- _How to complete this task_: What follows is a set of entries. Repeat them exactly, but not their pictures.

- _Given records_:
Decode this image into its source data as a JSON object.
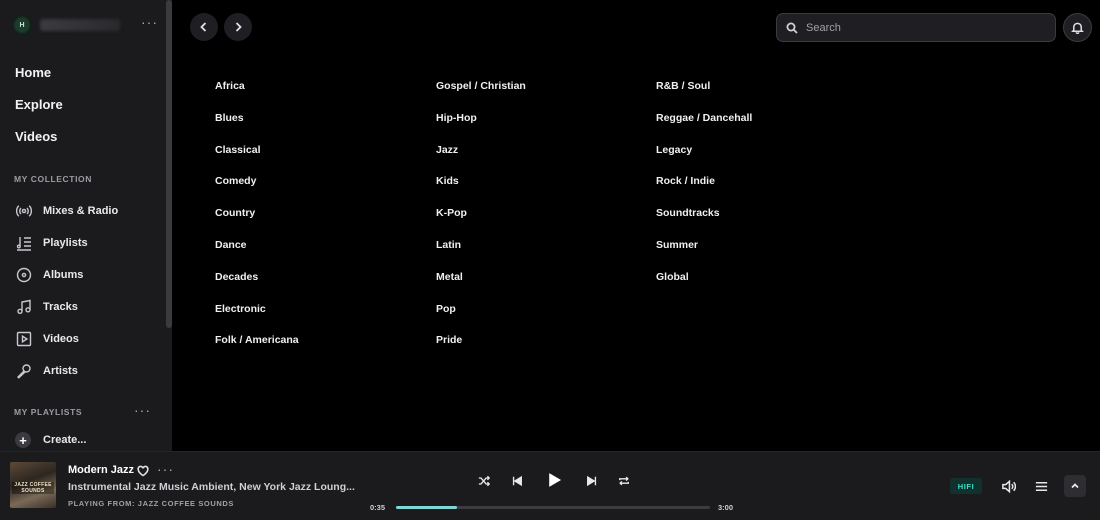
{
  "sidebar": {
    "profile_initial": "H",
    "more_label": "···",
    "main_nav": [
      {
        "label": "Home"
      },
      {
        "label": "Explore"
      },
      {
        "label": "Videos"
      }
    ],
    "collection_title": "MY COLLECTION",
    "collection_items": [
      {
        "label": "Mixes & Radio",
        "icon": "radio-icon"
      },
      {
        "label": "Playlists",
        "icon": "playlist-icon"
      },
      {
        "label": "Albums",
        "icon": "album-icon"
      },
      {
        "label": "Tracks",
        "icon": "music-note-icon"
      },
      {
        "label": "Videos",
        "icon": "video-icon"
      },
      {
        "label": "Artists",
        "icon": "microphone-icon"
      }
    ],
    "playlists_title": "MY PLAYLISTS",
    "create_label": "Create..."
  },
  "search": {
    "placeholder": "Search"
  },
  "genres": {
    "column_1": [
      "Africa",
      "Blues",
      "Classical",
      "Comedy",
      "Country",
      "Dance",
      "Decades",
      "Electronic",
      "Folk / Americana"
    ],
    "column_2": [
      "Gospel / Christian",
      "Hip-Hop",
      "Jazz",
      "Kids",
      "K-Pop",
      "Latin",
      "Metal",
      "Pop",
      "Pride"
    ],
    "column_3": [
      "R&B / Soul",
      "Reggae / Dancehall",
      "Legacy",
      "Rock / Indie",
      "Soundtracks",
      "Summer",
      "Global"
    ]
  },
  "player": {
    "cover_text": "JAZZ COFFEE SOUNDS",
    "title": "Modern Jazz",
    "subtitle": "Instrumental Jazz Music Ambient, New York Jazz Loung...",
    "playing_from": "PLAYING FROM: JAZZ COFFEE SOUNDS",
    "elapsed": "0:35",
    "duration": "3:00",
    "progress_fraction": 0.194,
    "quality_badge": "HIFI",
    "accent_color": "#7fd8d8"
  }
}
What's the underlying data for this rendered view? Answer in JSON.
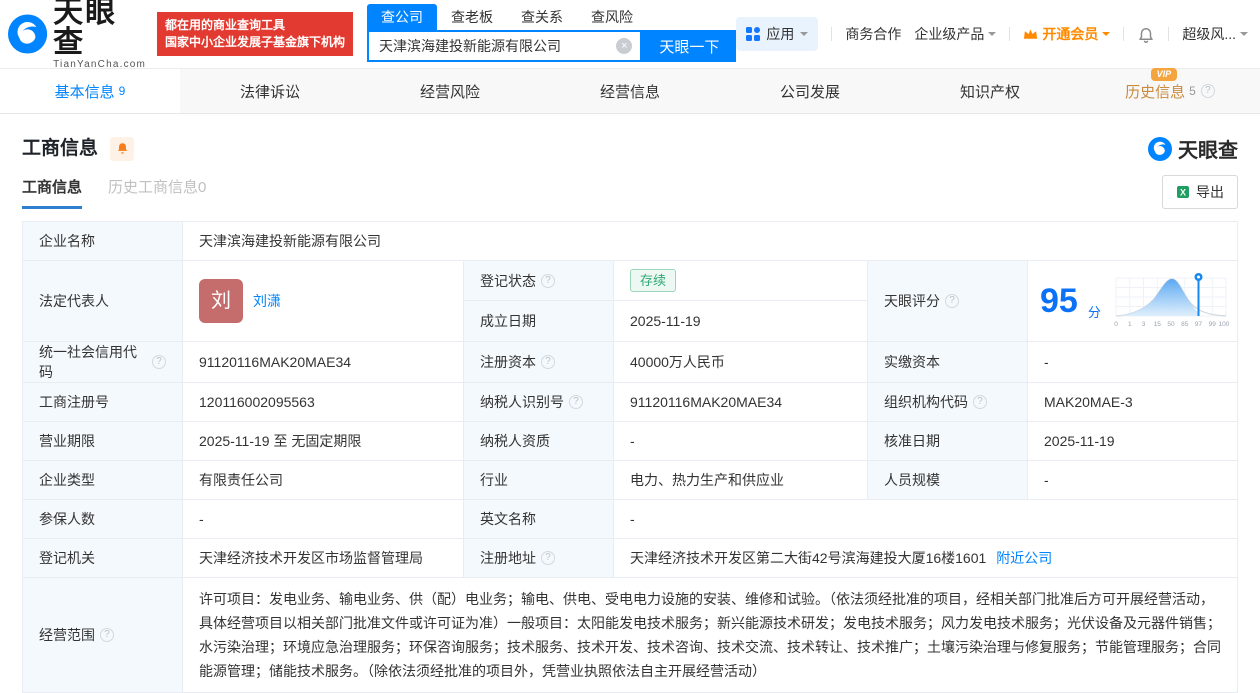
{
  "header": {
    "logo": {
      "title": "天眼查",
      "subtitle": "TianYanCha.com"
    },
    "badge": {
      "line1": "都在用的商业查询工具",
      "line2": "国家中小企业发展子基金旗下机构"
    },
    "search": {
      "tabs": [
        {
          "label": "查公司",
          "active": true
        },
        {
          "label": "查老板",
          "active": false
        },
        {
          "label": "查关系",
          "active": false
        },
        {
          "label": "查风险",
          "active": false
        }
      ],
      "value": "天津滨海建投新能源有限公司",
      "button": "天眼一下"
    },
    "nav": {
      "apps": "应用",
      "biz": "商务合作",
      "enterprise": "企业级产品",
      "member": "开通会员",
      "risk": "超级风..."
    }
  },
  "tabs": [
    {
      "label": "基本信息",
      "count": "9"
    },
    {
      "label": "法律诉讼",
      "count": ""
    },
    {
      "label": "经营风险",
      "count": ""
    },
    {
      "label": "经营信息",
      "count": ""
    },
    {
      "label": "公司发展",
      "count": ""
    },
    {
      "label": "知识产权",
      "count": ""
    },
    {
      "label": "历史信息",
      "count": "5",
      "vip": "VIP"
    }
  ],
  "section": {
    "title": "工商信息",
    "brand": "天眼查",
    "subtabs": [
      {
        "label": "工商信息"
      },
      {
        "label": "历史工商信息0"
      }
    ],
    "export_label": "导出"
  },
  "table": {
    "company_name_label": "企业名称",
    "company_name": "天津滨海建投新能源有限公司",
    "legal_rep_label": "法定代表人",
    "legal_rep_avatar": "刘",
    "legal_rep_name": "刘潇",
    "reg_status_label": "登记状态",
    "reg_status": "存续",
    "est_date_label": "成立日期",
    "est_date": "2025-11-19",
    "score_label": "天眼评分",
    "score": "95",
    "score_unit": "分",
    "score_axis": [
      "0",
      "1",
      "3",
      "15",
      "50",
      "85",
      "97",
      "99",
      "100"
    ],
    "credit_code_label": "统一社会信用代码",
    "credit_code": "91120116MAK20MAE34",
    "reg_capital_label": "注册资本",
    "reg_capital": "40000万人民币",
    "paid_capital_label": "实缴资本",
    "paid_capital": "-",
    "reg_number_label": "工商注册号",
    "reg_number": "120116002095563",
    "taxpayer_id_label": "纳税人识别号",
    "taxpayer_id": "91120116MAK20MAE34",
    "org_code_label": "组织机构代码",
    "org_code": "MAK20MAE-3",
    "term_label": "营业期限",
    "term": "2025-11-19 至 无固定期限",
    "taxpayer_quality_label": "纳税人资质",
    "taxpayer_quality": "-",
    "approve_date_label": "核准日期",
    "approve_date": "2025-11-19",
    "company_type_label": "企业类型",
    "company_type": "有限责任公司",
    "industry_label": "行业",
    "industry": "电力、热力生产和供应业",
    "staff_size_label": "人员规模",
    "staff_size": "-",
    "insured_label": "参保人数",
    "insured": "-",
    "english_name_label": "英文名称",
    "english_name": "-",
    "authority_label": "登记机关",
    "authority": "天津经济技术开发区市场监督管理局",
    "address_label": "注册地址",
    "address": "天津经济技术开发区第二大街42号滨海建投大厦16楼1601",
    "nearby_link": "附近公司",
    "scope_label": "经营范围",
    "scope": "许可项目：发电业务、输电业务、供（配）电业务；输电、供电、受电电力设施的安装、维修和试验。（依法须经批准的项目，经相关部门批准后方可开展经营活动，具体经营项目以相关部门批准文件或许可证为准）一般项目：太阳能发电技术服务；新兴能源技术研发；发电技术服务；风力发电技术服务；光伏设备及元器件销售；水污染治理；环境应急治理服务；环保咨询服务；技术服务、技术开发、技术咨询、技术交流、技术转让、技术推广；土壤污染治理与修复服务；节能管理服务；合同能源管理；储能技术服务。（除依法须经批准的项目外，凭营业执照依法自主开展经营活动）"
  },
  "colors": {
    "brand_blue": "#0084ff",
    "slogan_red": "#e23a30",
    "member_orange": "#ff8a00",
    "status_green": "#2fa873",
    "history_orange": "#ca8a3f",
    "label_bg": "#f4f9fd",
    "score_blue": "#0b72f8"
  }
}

- _Output for this exercise_:
Decode this image into its source data as a JSON object.
{
  "sidebar": {
    "profile_initial": "H",
    "more_label": "···",
    "main_nav": [
      {
        "label": "Home"
      },
      {
        "label": "Explore"
      },
      {
        "label": "Videos"
      }
    ],
    "collection_title": "MY COLLECTION",
    "collection_items": [
      {
        "label": "Mixes & Radio",
        "icon": "radio-icon"
      },
      {
        "label": "Playlists",
        "icon": "playlist-icon"
      },
      {
        "label": "Albums",
        "icon": "album-icon"
      },
      {
        "label": "Tracks",
        "icon": "music-note-icon"
      },
      {
        "label": "Videos",
        "icon": "video-icon"
      },
      {
        "label": "Artists",
        "icon": "microphone-icon"
      }
    ],
    "playlists_title": "MY PLAYLISTS",
    "create_label": "Create..."
  },
  "search": {
    "placeholder": "Search"
  },
  "genres": {
    "column_1": [
      "Africa",
      "Blues",
      "Classical",
      "Comedy",
      "Country",
      "Dance",
      "Decades",
      "Electronic",
      "Folk / Americana"
    ],
    "column_2": [
      "Gospel / Christian",
      "Hip-Hop",
      "Jazz",
      "Kids",
      "K-Pop",
      "Latin",
      "Metal",
      "Pop",
      "Pride"
    ],
    "column_3": [
      "R&B / Soul",
      "Reggae / Dancehall",
      "Legacy",
      "Rock / Indie",
      "Soundtracks",
      "Summer",
      "Global"
    ]
  },
  "player": {
    "cover_text": "JAZZ COFFEE SOUNDS",
    "title": "Modern Jazz",
    "subtitle": "Instrumental Jazz Music Ambient, New York Jazz Loung...",
    "playing_from": "PLAYING FROM: JAZZ COFFEE SOUNDS",
    "elapsed": "0:35",
    "duration": "3:00",
    "progress_fraction": 0.194,
    "quality_badge": "HIFI",
    "accent_color": "#7fd8d8"
  }
}
What's the underlying data for this rendered view? Answer in JSON.
{
  "header": {
    "logo": {
      "title": "天眼查",
      "subtitle": "TianYanCha.com"
    },
    "badge": {
      "line1": "都在用的商业查询工具",
      "line2": "国家中小企业发展子基金旗下机构"
    },
    "search": {
      "tabs": [
        {
          "label": "查公司",
          "active": true
        },
        {
          "label": "查老板",
          "active": false
        },
        {
          "label": "查关系",
          "active": false
        },
        {
          "label": "查风险",
          "active": false
        }
      ],
      "value": "天津滨海建投新能源有限公司",
      "button": "天眼一下"
    },
    "nav": {
      "apps": "应用",
      "biz": "商务合作",
      "enterprise": "企业级产品",
      "member": "开通会员",
      "risk": "超级风..."
    }
  },
  "tabs": [
    {
      "label": "基本信息",
      "count": "9"
    },
    {
      "label": "法律诉讼",
      "count": ""
    },
    {
      "label": "经营风险",
      "count": ""
    },
    {
      "label": "经营信息",
      "count": ""
    },
    {
      "label": "公司发展",
      "count": ""
    },
    {
      "label": "知识产权",
      "count": ""
    },
    {
      "label": "历史信息",
      "count": "5",
      "vip": "VIP"
    }
  ],
  "section": {
    "title": "工商信息",
    "brand": "天眼查",
    "subtabs": [
      {
        "label": "工商信息"
      },
      {
        "label": "历史工商信息0"
      }
    ],
    "export_label": "导出"
  },
  "table": {
    "company_name_label": "企业名称",
    "company_name": "天津滨海建投新能源有限公司",
    "legal_rep_label": "法定代表人",
    "legal_rep_avatar": "刘",
    "legal_rep_name": "刘潇",
    "reg_status_label": "登记状态",
    "reg_status": "存续",
    "est_date_label": "成立日期",
    "est_date": "2025-11-19",
    "score_label": "天眼评分",
    "score": "95",
    "score_unit": "分",
    "score_axis": [
      "0",
      "1",
      "3",
      "15",
      "50",
      "85",
      "97",
      "99",
      "100"
    ],
    "credit_code_label": "统一社会信用代码",
    "credit_code": "91120116MAK20MAE34",
    "reg_capital_label": "注册资本",
    "reg_capital": "40000万人民币",
    "paid_capital_label": "实缴资本",
    "paid_capital": "-",
    "reg_number_label": "工商注册号",
    "reg_number": "120116002095563",
    "taxpayer_id_label": "纳税人识别号",
    "taxpayer_id": "91120116MAK20MAE34",
    "org_code_label": "组织机构代码",
    "org_code": "MAK20MAE-3",
    "term_label": "营业期限",
    "term": "2025-11-19 至 无固定期限",
    "taxpayer_quality_label": "纳税人资质",
    "taxpayer_quality": "-",
    "approve_date_label": "核准日期",
    "approve_date": "2025-11-19",
    "company_type_label": "企业类型",
    "company_type": "有限责任公司",
    "industry_label": "行业",
    "industry": "电力、热力生产和供应业",
    "staff_size_label": "人员规模",
    "staff_size": "-",
    "insured_label": "参保人数",
    "insured": "-",
    "english_name_label": "英文名称",
    "english_name": "-",
    "authority_label": "登记机关",
    "authority": "天津经济技术开发区市场监督管理局",
    "address_label": "注册地址",
    "address": "天津经济技术开发区第二大街42号滨海建投大厦16楼1601",
    "nearby_link": "附近公司",
    "scope_label": "经营范围",
    "scope": "许可项目：发电业务、输电业务、供（配）电业务；输电、供电、受电电力设施的安装、维修和试验。（依法须经批准的项目，经相关部门批准后方可开展经营活动，具体经营项目以相关部门批准文件或许可证为准）一般项目：太阳能发电技术服务；新兴能源技术研发；发电技术服务；风力发电技术服务；光伏设备及元器件销售；水污染治理；环境应急治理服务；环保咨询服务；技术服务、技术开发、技术咨询、技术交流、技术转让、技术推广；土壤污染治理与修复服务；节能管理服务；合同能源管理；储能技术服务。（除依法须经批准的项目外，凭营业执照依法自主开展经营活动）"
  },
  "colors": {
    "brand_blue": "#0084ff",
    "slogan_red": "#e23a30",
    "member_orange": "#ff8a00",
    "status_green": "#2fa873",
    "history_orange": "#ca8a3f",
    "label_bg": "#f4f9fd",
    "score_blue": "#0b72f8"
  }
}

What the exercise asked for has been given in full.